97.    Moein P, Abbasi Fard S, Asnaashari A, Baratian H, Barekatain M, Tavakoli N, et al. The effect of Boswellia Serrata on neurorecovery following diffuse axonal injury. Brain Inj 2013; 27:1454-1460.
98.    Sheykhiyeh Golzardi Mahshid, Rezaenejad Rezvan, Kachouei Emadeddin Y, Siahposht-Khachaki Ali.  Neuroscience J Shefaye Khatam 2018; 6:64.
99.    Ding Y, Chen M, Wang M, Wang M, Zhang T, Park J, et al. Neuroprotection by acetyl-11-keto-β-boswellic acid, in ischemic brain injury involves the Nrf2/HO-1 defense pathway. Sci Rep 2014; 4:7002-7010.
100. Ding Y, Chen M, Wang M, Li Y, Wen A. Post treatment with 11-keto-β-boswellic acid ameliorates cerebral ischemia-reperfusion injury: Nrf2/HO-1 pathway as a potential mechanism. Mol Neurobiol 2015; 52:1430-1439.
101. Sayed AS, El Sayed NSED. Co-administration of 3-acetyl-11-keto-beta-boswellic acid potentiates the protective effect of celecoxib in lipopolysaccharide-induced cognitive impairment in mice: possible implication of anti-inflammatory and antiglutamatergic pathways. J Mol Neurosci 2016; 59:58-67.

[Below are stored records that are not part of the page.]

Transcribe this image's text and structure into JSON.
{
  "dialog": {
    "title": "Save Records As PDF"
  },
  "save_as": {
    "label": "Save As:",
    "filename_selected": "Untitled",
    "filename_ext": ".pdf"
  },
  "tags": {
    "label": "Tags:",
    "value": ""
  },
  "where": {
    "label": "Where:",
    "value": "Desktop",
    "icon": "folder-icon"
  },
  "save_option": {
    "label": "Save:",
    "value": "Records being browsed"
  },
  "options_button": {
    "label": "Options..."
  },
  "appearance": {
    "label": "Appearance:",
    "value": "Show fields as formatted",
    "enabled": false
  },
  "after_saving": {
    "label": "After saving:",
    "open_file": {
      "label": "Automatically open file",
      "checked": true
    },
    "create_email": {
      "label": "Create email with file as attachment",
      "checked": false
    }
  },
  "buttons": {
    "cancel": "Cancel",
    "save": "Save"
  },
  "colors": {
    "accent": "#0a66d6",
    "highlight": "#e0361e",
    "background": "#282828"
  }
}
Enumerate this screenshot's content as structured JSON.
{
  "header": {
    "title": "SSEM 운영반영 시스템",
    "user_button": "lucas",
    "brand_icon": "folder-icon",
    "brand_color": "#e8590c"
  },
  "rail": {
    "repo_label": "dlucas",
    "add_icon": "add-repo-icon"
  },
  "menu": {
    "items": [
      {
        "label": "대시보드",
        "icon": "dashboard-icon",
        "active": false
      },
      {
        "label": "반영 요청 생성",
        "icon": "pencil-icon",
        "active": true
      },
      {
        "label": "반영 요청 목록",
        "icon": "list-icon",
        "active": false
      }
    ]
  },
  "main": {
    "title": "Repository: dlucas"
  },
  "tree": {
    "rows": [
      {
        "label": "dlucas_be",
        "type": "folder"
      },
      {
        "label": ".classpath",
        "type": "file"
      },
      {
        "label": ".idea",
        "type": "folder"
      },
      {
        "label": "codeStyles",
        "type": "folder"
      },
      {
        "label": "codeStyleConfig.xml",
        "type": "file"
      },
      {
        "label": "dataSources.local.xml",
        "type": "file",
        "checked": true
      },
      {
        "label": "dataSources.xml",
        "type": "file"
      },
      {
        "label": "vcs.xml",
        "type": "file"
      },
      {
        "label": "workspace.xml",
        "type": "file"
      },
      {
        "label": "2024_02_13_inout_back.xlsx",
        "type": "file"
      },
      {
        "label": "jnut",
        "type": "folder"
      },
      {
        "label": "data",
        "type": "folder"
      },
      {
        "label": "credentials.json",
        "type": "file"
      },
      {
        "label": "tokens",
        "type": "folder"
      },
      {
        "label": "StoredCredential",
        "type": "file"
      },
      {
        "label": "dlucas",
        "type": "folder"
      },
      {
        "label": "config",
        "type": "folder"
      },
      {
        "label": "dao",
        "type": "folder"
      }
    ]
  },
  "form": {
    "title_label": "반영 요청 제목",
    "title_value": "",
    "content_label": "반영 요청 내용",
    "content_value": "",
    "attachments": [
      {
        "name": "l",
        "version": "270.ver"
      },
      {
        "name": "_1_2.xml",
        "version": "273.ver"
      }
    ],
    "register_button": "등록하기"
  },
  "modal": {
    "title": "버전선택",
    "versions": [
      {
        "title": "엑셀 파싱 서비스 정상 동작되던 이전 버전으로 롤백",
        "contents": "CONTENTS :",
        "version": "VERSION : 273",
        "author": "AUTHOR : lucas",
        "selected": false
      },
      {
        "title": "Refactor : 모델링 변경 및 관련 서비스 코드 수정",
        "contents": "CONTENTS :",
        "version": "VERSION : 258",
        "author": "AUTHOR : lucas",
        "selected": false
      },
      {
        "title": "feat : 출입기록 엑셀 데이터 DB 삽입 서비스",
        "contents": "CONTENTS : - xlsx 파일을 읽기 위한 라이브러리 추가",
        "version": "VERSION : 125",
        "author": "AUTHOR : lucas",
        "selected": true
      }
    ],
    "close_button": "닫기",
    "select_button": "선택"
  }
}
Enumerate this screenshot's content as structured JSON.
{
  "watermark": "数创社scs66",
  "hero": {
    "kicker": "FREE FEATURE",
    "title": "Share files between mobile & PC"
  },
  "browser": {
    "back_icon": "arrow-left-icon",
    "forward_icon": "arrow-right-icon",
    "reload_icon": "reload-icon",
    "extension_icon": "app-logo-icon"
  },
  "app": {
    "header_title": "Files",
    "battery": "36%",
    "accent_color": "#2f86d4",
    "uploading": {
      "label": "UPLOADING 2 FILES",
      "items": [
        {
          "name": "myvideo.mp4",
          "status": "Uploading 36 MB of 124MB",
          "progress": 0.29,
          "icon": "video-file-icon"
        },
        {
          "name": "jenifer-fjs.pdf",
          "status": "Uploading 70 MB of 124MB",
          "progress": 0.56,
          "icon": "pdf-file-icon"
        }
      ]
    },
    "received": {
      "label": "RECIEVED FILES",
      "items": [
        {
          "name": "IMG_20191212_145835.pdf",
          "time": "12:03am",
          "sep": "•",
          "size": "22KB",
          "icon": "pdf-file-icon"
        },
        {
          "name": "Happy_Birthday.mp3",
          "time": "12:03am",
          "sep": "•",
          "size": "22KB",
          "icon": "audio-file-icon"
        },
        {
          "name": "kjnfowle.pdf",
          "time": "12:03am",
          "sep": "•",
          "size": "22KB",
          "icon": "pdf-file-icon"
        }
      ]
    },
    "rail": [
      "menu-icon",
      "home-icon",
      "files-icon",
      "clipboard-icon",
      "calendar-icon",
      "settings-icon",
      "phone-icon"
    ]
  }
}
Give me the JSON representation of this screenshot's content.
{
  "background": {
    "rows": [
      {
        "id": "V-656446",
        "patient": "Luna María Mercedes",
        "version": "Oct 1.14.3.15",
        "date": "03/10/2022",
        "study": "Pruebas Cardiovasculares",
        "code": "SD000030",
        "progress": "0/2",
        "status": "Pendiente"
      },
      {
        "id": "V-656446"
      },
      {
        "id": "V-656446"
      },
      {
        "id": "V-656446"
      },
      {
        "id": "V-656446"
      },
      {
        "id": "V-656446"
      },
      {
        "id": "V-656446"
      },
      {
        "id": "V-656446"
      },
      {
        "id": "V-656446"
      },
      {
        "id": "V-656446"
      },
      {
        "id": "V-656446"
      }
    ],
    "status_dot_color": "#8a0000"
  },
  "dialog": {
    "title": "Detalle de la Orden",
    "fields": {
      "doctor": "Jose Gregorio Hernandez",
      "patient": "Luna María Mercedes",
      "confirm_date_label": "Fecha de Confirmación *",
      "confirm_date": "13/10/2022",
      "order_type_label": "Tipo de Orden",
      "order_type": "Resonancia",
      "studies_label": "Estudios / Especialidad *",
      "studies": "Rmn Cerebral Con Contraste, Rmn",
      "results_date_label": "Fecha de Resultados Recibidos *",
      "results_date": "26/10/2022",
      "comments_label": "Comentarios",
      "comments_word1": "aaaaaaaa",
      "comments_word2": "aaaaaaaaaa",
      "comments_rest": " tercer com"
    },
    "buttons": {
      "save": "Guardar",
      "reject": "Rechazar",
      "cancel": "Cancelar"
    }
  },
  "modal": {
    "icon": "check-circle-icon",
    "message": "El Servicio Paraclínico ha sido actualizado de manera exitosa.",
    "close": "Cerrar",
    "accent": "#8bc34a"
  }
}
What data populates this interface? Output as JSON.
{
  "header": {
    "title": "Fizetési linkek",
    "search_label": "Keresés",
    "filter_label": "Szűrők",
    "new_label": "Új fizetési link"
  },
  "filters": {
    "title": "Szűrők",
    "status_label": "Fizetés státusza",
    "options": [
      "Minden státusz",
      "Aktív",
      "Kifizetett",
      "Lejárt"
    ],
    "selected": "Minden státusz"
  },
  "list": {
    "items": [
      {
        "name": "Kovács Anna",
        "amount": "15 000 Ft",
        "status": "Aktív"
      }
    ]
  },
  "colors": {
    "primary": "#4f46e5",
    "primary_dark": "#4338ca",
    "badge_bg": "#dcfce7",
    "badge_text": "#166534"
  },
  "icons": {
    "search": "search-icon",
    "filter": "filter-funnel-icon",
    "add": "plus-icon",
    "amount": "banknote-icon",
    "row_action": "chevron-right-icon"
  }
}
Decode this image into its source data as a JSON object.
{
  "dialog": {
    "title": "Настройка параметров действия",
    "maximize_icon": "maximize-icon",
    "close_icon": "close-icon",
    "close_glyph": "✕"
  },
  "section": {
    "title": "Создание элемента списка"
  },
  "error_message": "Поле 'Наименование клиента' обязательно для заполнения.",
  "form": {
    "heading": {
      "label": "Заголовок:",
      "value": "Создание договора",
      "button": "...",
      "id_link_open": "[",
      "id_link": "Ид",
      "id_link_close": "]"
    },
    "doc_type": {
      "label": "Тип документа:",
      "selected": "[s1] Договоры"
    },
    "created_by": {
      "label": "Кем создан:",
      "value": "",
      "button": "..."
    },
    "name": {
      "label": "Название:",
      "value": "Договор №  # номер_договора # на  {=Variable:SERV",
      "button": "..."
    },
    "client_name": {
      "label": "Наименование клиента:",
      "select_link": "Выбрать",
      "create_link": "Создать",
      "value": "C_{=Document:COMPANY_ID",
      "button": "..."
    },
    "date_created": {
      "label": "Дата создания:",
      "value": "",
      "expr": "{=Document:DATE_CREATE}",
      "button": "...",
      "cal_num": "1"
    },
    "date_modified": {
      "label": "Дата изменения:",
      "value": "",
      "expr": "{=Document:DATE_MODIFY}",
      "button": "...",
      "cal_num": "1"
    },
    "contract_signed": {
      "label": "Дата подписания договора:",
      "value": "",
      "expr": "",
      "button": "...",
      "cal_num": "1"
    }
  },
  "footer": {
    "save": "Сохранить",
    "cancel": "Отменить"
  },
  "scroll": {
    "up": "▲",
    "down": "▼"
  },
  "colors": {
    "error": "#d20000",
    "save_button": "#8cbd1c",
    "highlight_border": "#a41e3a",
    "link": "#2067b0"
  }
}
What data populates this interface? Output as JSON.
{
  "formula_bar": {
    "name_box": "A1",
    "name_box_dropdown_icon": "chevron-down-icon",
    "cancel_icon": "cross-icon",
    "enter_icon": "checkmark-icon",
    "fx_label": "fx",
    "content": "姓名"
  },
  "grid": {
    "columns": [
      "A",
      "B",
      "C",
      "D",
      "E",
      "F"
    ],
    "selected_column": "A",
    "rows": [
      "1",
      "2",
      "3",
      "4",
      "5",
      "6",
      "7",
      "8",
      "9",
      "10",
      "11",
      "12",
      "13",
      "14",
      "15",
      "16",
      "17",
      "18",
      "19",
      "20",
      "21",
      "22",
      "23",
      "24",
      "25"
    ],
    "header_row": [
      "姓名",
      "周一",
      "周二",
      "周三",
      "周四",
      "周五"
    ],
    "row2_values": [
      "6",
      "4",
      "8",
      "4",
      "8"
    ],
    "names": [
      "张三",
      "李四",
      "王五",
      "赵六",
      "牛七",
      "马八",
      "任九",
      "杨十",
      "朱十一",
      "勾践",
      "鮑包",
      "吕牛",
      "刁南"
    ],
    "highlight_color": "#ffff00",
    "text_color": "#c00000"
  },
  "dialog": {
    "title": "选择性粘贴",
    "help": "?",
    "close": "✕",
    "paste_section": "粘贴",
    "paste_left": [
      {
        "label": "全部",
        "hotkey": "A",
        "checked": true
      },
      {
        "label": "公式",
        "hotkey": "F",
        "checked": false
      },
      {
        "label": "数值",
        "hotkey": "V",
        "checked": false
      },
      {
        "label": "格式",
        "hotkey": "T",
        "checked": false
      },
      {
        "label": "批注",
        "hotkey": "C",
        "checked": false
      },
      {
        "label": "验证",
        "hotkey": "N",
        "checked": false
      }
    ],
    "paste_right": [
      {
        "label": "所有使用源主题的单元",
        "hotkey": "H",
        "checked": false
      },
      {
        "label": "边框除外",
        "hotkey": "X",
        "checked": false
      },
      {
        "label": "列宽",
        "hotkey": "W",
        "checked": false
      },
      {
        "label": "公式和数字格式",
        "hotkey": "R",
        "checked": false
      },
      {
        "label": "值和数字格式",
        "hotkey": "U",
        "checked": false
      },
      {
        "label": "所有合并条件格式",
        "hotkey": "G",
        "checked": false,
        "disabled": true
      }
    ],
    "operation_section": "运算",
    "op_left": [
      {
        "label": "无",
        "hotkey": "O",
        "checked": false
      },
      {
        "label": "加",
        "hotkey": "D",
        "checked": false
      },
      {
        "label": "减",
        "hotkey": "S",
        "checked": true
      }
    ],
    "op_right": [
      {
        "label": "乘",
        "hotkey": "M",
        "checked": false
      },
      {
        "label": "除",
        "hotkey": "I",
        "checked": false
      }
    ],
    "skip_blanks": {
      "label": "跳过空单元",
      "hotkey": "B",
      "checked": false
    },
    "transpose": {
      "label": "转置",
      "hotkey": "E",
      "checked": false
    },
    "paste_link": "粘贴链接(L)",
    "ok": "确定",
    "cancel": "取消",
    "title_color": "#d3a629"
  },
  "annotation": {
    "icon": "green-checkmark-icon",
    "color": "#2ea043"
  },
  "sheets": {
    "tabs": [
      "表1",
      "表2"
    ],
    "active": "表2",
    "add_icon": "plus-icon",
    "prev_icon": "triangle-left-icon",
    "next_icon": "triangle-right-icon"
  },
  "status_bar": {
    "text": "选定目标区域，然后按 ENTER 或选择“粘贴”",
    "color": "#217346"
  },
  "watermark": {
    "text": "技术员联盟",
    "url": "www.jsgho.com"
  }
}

102. Bishnoi M, Patil C, Kumar A, Kulkarni SK. Co-administration of acetyl-11-keto-β-boswellic acid, a specific 5-lipoxygenase inhibitor, potentiates the protective effect of COX-2 inhibitors in kainic acid-induced neurotoxicity in mice. Pharmacology 2007; 79:34-41.
103. Ding Y, Qiao Y, Wang M, Zhang H, Li L, Zhang Y, et al. Enhanced neuroprotection of acetyl-11-keto-β-boswellic acid (AKBA)-loaded O-carboxymethyl chitosan nanoparticles through antioxidant and anti-inflammatory pathways. Mol Neurobiol 2016; 53:3842-3853.
104. Sayed AS, Gomaa IEO, Bader M, El Sayed NSED. Role of 3-acetyl-11-keto-beta-boswellic acid in counteracting LPS-induced neuroinflammation via modulation of miRNA-155. Mol Neurobiol 2018; 55:5798-5808.
105. Bishnoi M, Patil C, Kumar A, Kulkarni S. Protective effects of nimesulide (COX Inhibitor), AKBA (5-LOX Inhibitor), and their combination in aging-associated abnormalities in mice. Methods Find Exp Clin Pharmacol 2005; 27:465-470.